= What the exercise asks =
Give all of the data below again exactly, and drop the images.

=== Data records ===

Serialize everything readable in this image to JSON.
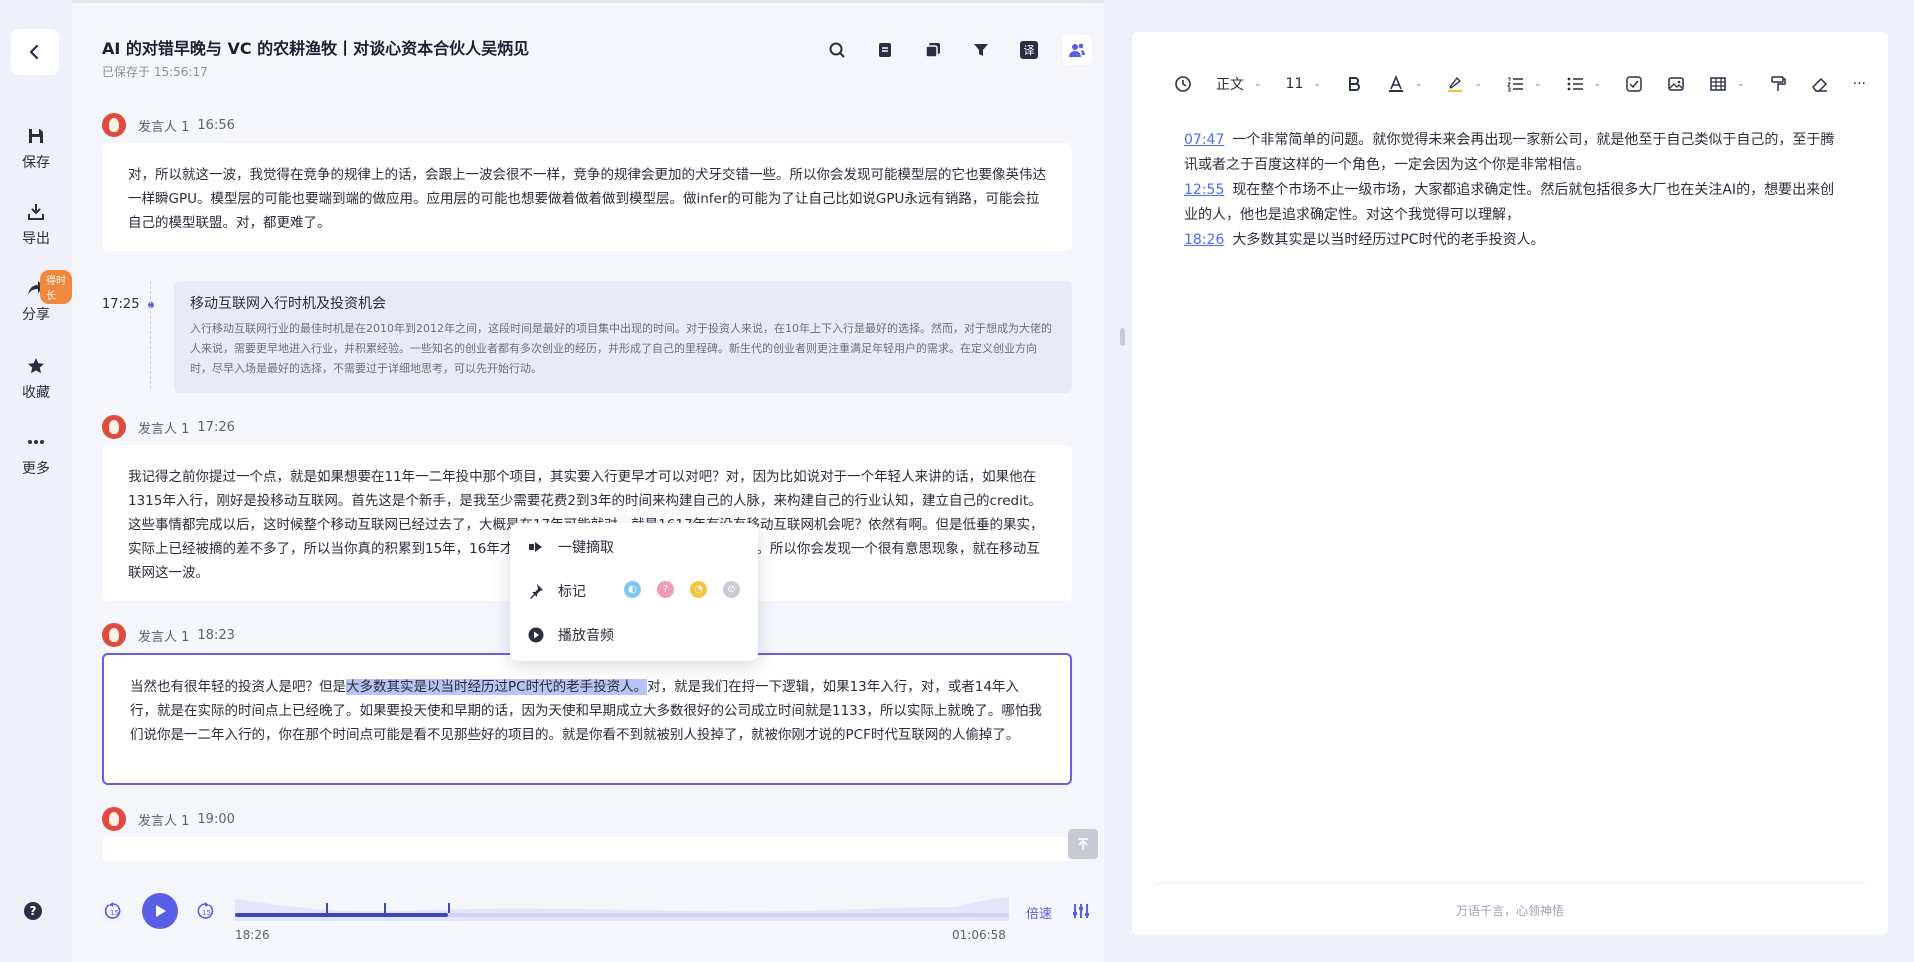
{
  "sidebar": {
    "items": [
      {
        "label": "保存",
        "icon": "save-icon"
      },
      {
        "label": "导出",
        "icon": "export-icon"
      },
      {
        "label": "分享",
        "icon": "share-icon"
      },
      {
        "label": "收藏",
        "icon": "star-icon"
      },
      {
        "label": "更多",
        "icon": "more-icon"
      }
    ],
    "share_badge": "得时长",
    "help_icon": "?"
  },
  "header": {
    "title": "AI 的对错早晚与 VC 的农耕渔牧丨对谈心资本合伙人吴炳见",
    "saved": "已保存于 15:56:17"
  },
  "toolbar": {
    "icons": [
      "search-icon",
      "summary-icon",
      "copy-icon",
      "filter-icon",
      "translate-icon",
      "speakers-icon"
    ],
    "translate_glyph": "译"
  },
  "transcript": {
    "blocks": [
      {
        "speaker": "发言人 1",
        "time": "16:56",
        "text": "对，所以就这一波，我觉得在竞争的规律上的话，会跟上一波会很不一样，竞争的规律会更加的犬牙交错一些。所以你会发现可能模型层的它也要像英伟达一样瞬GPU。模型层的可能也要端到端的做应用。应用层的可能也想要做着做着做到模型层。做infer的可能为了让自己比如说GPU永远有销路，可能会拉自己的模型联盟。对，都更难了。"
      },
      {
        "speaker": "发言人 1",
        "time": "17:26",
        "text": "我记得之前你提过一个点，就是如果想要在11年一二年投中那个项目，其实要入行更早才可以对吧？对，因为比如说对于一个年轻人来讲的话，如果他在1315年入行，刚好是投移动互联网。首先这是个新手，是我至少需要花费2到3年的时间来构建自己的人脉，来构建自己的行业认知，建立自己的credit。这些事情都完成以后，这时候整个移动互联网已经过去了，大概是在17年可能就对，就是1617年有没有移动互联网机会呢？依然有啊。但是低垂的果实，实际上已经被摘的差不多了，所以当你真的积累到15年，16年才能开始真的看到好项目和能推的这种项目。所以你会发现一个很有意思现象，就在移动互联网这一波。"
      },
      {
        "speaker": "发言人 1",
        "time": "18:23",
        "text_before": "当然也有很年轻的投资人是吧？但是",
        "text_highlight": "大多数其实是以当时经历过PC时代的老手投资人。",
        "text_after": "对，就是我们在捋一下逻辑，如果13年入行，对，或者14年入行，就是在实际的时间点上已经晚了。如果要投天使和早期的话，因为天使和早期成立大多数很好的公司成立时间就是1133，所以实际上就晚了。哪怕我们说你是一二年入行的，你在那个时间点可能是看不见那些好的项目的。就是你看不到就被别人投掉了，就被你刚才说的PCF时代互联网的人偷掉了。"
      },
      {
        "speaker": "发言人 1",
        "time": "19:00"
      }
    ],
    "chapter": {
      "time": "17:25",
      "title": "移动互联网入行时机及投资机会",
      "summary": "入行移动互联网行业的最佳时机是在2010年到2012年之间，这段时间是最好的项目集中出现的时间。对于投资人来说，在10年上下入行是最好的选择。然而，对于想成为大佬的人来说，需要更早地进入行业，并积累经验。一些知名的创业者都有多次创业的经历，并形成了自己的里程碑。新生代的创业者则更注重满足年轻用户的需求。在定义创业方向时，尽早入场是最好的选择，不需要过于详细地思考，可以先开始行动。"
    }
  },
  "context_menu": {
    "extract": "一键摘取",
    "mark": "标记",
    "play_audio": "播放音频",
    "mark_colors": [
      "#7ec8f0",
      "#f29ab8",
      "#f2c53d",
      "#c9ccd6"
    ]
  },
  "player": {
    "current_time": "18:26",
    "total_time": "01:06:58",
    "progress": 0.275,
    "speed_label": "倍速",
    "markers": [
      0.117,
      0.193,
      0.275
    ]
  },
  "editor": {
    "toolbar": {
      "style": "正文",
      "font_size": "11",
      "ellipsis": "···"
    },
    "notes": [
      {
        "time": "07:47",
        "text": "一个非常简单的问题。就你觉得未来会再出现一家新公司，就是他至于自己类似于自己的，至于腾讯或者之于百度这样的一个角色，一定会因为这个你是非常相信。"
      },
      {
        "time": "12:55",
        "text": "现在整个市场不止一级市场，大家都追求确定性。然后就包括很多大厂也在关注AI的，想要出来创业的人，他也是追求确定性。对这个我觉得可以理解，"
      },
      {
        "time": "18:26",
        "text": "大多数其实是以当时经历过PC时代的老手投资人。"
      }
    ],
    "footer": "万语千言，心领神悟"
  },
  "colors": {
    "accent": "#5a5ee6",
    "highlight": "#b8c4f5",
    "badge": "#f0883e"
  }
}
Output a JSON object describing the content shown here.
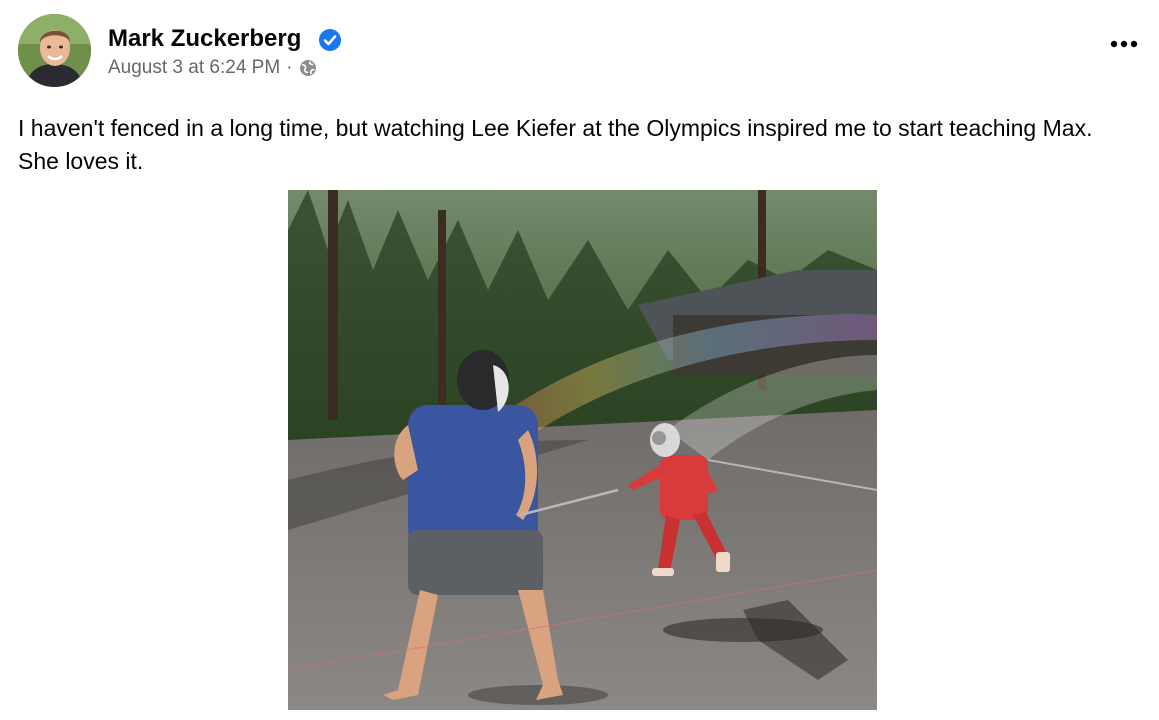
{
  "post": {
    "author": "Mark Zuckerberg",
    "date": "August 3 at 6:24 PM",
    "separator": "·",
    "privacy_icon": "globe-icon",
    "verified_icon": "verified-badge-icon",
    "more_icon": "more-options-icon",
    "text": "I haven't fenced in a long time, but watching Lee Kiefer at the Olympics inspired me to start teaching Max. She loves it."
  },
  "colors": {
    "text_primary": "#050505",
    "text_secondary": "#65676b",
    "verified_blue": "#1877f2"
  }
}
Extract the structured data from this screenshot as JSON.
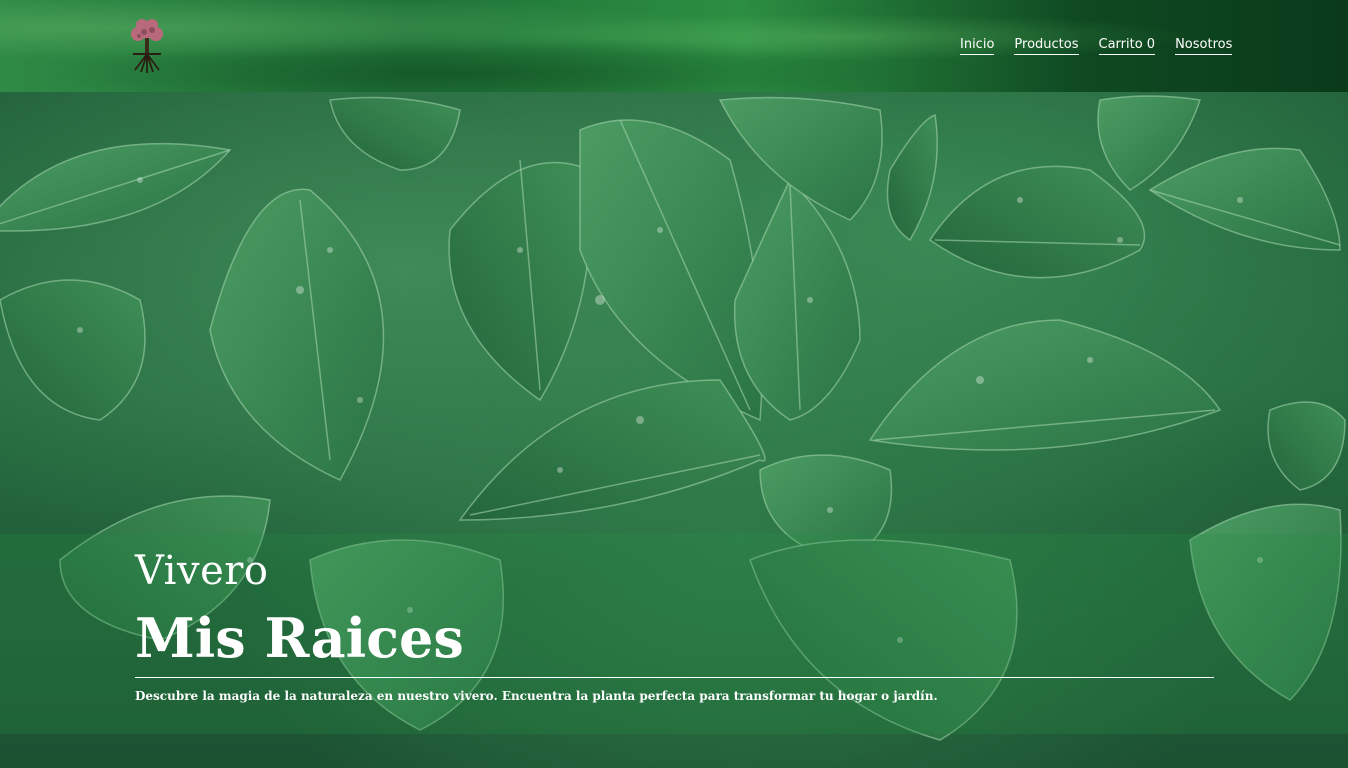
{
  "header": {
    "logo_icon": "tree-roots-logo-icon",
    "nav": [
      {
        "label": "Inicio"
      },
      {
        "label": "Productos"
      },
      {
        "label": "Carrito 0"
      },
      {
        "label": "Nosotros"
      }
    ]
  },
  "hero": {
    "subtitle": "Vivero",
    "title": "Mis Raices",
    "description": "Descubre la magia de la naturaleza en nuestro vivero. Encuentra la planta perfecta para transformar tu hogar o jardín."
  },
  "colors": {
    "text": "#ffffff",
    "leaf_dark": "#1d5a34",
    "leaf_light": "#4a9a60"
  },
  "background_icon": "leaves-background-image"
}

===

= Solution =
Serialize everything readable in this image to JSON.
{
  "sidebar": {
    "items": [
      {
        "label": "保存",
        "icon": "save-icon"
      },
      {
        "label": "导出",
        "icon": "export-icon"
      },
      {
        "label": "分享",
        "icon": "share-icon"
      },
      {
        "label": "收藏",
        "icon": "star-icon"
      },
      {
        "label": "更多",
        "icon": "more-icon"
      }
    ],
    "share_badge": "得时长",
    "help_icon": "?"
  },
  "header": {
    "title": "AI 的对错早晚与 VC 的农耕渔牧丨对谈心资本合伙人吴炳见",
    "saved": "已保存于 15:56:17"
  },
  "toolbar": {
    "icons": [
      "search-icon",
      "summary-icon",
      "copy-icon",
      "filter-icon",
      "translate-icon",
      "speakers-icon"
    ],
    "translate_glyph": "译"
  },
  "transcript": {
    "blocks": [
      {
        "speaker": "发言人 1",
        "time": "16:56",
        "text": "对，所以就这一波，我觉得在竞争的规律上的话，会跟上一波会很不一样，竞争的规律会更加的犬牙交错一些。所以你会发现可能模型层的它也要像英伟达一样瞬GPU。模型层的可能也要端到端的做应用。应用层的可能也想要做着做着做到模型层。做infer的可能为了让自己比如说GPU永远有销路，可能会拉自己的模型联盟。对，都更难了。"
      },
      {
        "speaker": "发言人 1",
        "time": "17:26",
        "text": "我记得之前你提过一个点，就是如果想要在11年一二年投中那个项目，其实要入行更早才可以对吧？对，因为比如说对于一个年轻人来讲的话，如果他在1315年入行，刚好是投移动互联网。首先这是个新手，是我至少需要花费2到3年的时间来构建自己的人脉，来构建自己的行业认知，建立自己的credit。这些事情都完成以后，这时候整个移动互联网已经过去了，大概是在17年可能就对，就是1617年有没有移动互联网机会呢？依然有啊。但是低垂的果实，实际上已经被摘的差不多了，所以当你真的积累到15年，16年才能开始真的看到好项目和能推的这种项目。所以你会发现一个很有意思现象，就在移动互联网这一波。"
      },
      {
        "speaker": "发言人 1",
        "time": "18:23",
        "text_before": "当然也有很年轻的投资人是吧？但是",
        "text_highlight": "大多数其实是以当时经历过PC时代的老手投资人。",
        "text_after": "对，就是我们在捋一下逻辑，如果13年入行，对，或者14年入行，就是在实际的时间点上已经晚了。如果要投天使和早期的话，因为天使和早期成立大多数很好的公司成立时间就是1133，所以实际上就晚了。哪怕我们说你是一二年入行的，你在那个时间点可能是看不见那些好的项目的。就是你看不到就被别人投掉了，就被你刚才说的PCF时代互联网的人偷掉了。"
      },
      {
        "speaker": "发言人 1",
        "time": "19:00"
      }
    ],
    "chapter": {
      "time": "17:25",
      "title": "移动互联网入行时机及投资机会",
      "summary": "入行移动互联网行业的最佳时机是在2010年到2012年之间，这段时间是最好的项目集中出现的时间。对于投资人来说，在10年上下入行是最好的选择。然而，对于想成为大佬的人来说，需要更早地进入行业，并积累经验。一些知名的创业者都有多次创业的经历，并形成了自己的里程碑。新生代的创业者则更注重满足年轻用户的需求。在定义创业方向时，尽早入场是最好的选择，不需要过于详细地思考，可以先开始行动。"
    }
  },
  "context_menu": {
    "extract": "一键摘取",
    "mark": "标记",
    "play_audio": "播放音频",
    "mark_colors": [
      "#7ec8f0",
      "#f29ab8",
      "#f2c53d",
      "#c9ccd6"
    ]
  },
  "player": {
    "current_time": "18:26",
    "total_time": "01:06:58",
    "progress": 0.275,
    "speed_label": "倍速",
    "markers": [
      0.117,
      0.193,
      0.275
    ]
  },
  "editor": {
    "toolbar": {
      "style": "正文",
      "font_size": "11",
      "ellipsis": "···"
    },
    "notes": [
      {
        "time": "07:47",
        "text": "一个非常简单的问题。就你觉得未来会再出现一家新公司，就是他至于自己类似于自己的，至于腾讯或者之于百度这样的一个角色，一定会因为这个你是非常相信。"
      },
      {
        "time": "12:55",
        "text": "现在整个市场不止一级市场，大家都追求确定性。然后就包括很多大厂也在关注AI的，想要出来创业的人，他也是追求确定性。对这个我觉得可以理解，"
      },
      {
        "time": "18:26",
        "text": "大多数其实是以当时经历过PC时代的老手投资人。"
      }
    ],
    "footer": "万语千言，心领神悟"
  },
  "colors": {
    "accent": "#5a5ee6",
    "highlight": "#b8c4f5",
    "badge": "#f0883e"
  }
}
Output a JSON object describing the content shown here.
{
  "post": {
    "author": "Mark Zuckerberg",
    "date": "August 3 at 6:24 PM",
    "separator": "·",
    "privacy_icon": "globe-icon",
    "verified_icon": "verified-badge-icon",
    "more_icon": "more-options-icon",
    "text": "I haven't fenced in a long time, but watching Lee Kiefer at the Olympics inspired me to start teaching Max. She loves it."
  },
  "colors": {
    "text_primary": "#050505",
    "text_secondary": "#65676b",
    "verified_blue": "#1877f2"
  }
}
Extract the structured data from this screenshot as JSON.
{
  "header": {
    "logo_icon": "tree-roots-logo-icon",
    "nav": [
      {
        "label": "Inicio"
      },
      {
        "label": "Productos"
      },
      {
        "label": "Carrito 0"
      },
      {
        "label": "Nosotros"
      }
    ]
  },
  "hero": {
    "subtitle": "Vivero",
    "title": "Mis Raices",
    "description": "Descubre la magia de la naturaleza en nuestro vivero. Encuentra la planta perfecta para transformar tu hogar o jardín."
  },
  "colors": {
    "text": "#ffffff",
    "leaf_dark": "#1d5a34",
    "leaf_light": "#4a9a60"
  },
  "background_icon": "leaves-background-image"
}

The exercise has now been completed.